====== MATERIALS PROVIDED ======
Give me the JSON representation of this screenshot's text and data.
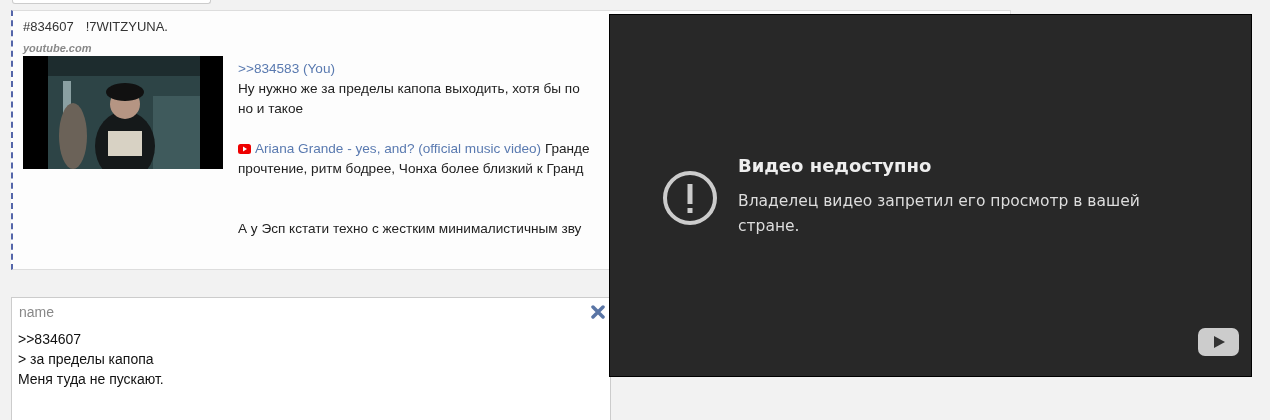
{
  "post": {
    "number": "#834607",
    "trip": "!7WITZYUNA.",
    "embed": {
      "source": "youtube.com"
    },
    "lines": [
      {
        "kind": "reply",
        "text": ">>834583 (You)"
      },
      {
        "kind": "text",
        "text": "Ну нужно же за пределы капопа выходить, хотя бы по"
      },
      {
        "kind": "text",
        "text": "но и такое"
      },
      {
        "kind": "gap"
      },
      {
        "kind": "video",
        "link": "Ariana Grande - yes, and? (official music video)",
        "text": "Гранде"
      },
      {
        "kind": "text",
        "text": "прочтение, ритм бодрее, Чонха более близкий к Гранд"
      },
      {
        "kind": "gap"
      },
      {
        "kind": "gap"
      },
      {
        "kind": "text",
        "text": "А у Эсп кстати техно с жестким минималистичным зву"
      }
    ]
  },
  "reply_form": {
    "name": {
      "placeholder": "name"
    },
    "message": ">>834607\n> за пределы капопа\nМеня туда не пускают."
  },
  "player": {
    "title": "Видео недоступно",
    "message": "Владелец видео запретил его просмотр в вашей стране."
  }
}
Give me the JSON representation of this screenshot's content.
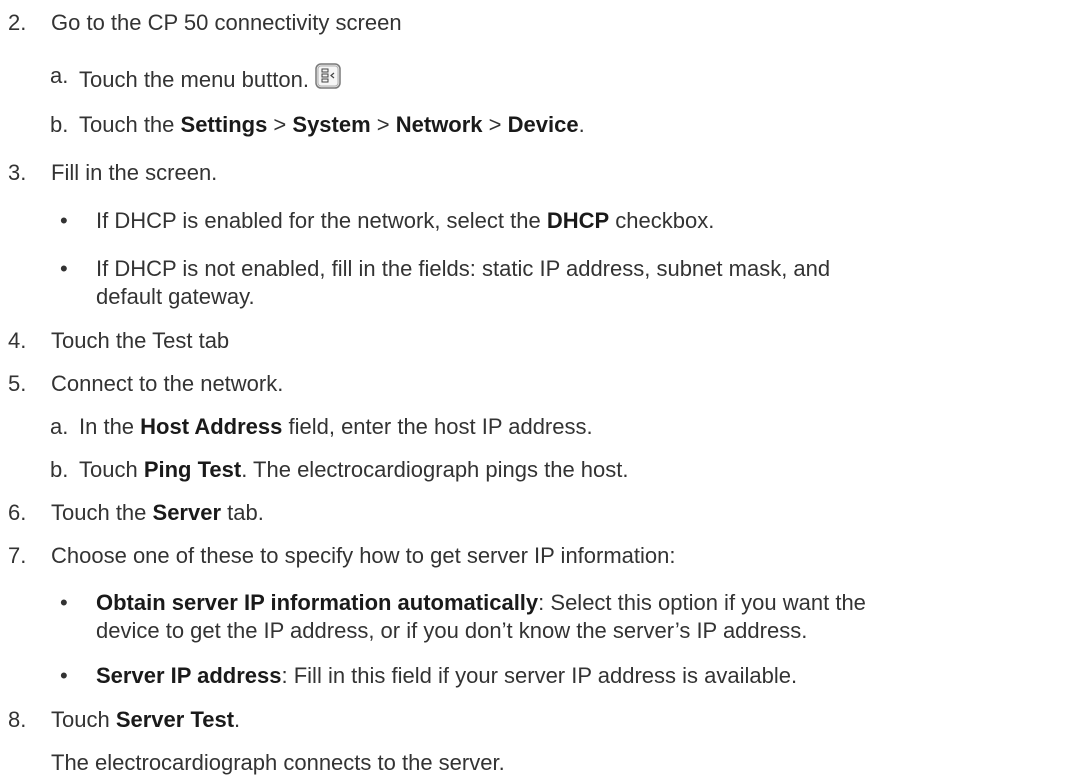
{
  "steps": {
    "s2": {
      "number": "2.",
      "text": "Go to the CP 50 connectivity screen",
      "a": {
        "marker": "a.",
        "text": "Touch the menu button.",
        "icon": "menu-button-icon"
      },
      "b": {
        "marker": "b.",
        "pre": "Touch the ",
        "settings": "Settings",
        "sep1": " > ",
        "system": "System",
        "sep2": " > ",
        "network": "Network",
        "sep3": " > ",
        "device": "Device",
        "post": "."
      }
    },
    "s3": {
      "number": "3.",
      "text": "Fill in the screen.",
      "bullet1": {
        "marker": "•",
        "pre": "If DHCP is enabled for the network, select the ",
        "bold": "DHCP",
        "post": " checkbox."
      },
      "bullet2": {
        "marker": "•",
        "line1": "If DHCP is not enabled, fill in the fields: static IP address, subnet mask, and",
        "line2": "default gateway."
      }
    },
    "s4": {
      "number": "4.",
      "text": "Touch the Test tab"
    },
    "s5": {
      "number": "5.",
      "text": "Connect to the network.",
      "a": {
        "marker": "a.",
        "pre": "In the ",
        "bold": "Host Address",
        "post": " field, enter the host IP address."
      },
      "b": {
        "marker": "b.",
        "pre": "Touch ",
        "bold": "Ping Test",
        "post": ". The electrocardiograph pings the host."
      }
    },
    "s6": {
      "number": "6.",
      "pre": "Touch the ",
      "bold": "Server",
      "post": " tab."
    },
    "s7": {
      "number": "7.",
      "text": "Choose one of these to specify how to get server IP information:",
      "bullet1": {
        "marker": "•",
        "bold": "Obtain server IP information automatically",
        "post": ": Select this option if you want the",
        "line2": "device to get the IP address, or if you don’t know the server’s IP address."
      },
      "bullet2": {
        "marker": "•",
        "bold": "Server IP address",
        "post": ": Fill in this field if your server IP address is available."
      }
    },
    "s8": {
      "number": "8.",
      "pre": "Touch ",
      "bold": "Server Test",
      "post": ".",
      "result": "The electrocardiograph connects to the server."
    }
  }
}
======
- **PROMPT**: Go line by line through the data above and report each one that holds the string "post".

- **EXERCISE OUTPUT**:
  "post": {
        "post": "."
        "post": " checkbox."
        "post": " field, enter the host IP address."
        "post": ". The electrocardiograph pings the host."
      "post": " tab."
        "post": ": Select this option if you want the",
        "post": ": Fill in this field if your server IP address is available."
      "post": ".",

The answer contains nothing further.